Dennis, a Hmong-American boy who recently had made the B honor roll, wrote his essay about the discipline and domestic skills he learned from his beloved aunt, whom he hasn’t seen since he was 10. I learned to overlook the grammatical errors (our project leader called them “lower-order concerns”) so I could find the true heart of his experience:
During my childhood years, I lived with my aunt and uncle. The things that she taught me was useful for my family. She also teach me good manners with a positive attitudes. She is always there for me, and I always thought we would always be like this.
Aileen wrote about her Quinceañera, “the day I had been waiting for since I was younger!” The Latina transition into adulthood, traditionally a preparation for marriage, includes dancing, a church ceremony, a pretty dress and a father-daughter dance.
“It’s a tradition that is passed on to each girl in the family,” Aileen explained. Part of being an adult now, at age 15, was working to contribute income to her family.
My mentees did their best against difficult odds. I was inspired by their talent, exasperated by their apparent apathy and touched by their vision of a better life.
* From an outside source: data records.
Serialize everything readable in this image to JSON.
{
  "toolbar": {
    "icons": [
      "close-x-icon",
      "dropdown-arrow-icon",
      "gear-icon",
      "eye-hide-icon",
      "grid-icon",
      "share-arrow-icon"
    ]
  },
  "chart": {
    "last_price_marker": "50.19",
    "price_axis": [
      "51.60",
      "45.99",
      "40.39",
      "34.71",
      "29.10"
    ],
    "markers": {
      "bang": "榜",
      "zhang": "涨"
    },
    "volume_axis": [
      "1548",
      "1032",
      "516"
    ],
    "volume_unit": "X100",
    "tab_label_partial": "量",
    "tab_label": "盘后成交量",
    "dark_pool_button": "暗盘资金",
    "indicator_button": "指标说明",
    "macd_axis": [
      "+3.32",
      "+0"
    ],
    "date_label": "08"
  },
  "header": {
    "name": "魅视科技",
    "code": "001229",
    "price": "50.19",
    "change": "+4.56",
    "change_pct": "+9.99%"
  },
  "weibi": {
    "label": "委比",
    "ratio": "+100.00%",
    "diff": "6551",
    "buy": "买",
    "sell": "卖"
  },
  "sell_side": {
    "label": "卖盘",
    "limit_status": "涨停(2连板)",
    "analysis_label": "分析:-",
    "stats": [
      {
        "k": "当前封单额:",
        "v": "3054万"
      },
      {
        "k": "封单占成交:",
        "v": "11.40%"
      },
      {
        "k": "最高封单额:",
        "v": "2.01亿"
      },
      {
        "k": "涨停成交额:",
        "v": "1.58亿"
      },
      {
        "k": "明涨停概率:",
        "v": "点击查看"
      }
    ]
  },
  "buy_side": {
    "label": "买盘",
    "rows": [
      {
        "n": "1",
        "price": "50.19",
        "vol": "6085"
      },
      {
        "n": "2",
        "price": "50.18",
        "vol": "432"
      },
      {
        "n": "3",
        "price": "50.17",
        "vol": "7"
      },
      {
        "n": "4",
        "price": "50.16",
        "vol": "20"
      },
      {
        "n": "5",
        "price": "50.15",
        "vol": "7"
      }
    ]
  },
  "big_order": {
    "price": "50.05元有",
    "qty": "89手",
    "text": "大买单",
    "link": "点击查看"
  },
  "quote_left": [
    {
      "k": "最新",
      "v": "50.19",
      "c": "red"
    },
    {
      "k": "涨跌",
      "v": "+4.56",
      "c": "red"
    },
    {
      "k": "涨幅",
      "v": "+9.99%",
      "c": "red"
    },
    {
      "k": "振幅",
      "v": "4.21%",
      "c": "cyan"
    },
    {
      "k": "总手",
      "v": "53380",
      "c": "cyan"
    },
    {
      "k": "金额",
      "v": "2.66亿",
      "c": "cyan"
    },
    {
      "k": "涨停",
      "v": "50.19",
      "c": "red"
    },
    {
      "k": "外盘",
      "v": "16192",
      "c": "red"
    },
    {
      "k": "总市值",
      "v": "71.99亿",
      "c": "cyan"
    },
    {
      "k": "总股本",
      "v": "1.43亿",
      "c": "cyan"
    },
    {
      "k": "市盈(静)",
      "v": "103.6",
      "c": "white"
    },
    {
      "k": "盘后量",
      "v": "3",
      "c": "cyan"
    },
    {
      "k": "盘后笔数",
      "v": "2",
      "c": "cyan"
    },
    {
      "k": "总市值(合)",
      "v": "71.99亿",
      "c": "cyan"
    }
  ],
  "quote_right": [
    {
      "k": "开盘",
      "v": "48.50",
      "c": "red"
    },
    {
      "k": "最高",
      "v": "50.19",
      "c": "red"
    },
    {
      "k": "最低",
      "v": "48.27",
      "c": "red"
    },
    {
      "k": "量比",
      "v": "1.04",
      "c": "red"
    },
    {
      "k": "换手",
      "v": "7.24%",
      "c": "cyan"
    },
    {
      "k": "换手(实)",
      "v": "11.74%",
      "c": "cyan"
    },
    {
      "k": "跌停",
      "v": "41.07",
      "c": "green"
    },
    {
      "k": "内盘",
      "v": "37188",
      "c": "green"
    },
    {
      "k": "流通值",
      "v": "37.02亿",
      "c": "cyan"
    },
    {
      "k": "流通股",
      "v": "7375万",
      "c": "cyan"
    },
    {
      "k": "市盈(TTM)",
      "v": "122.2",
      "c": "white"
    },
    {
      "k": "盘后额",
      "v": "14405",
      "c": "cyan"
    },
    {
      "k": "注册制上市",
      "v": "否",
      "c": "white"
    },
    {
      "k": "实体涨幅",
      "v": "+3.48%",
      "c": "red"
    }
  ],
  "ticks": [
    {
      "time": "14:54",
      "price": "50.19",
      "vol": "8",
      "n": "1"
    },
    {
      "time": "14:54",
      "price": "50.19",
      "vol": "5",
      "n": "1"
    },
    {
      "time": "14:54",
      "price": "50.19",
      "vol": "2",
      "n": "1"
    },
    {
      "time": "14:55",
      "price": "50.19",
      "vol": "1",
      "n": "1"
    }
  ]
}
All four aimed to finish high school and get “a good job,” something that would allow them to raise children and buy a house. I had the opportunity to hear their truth — unedited, unvarnished — and to witness how my “single story” only limited them, and myself.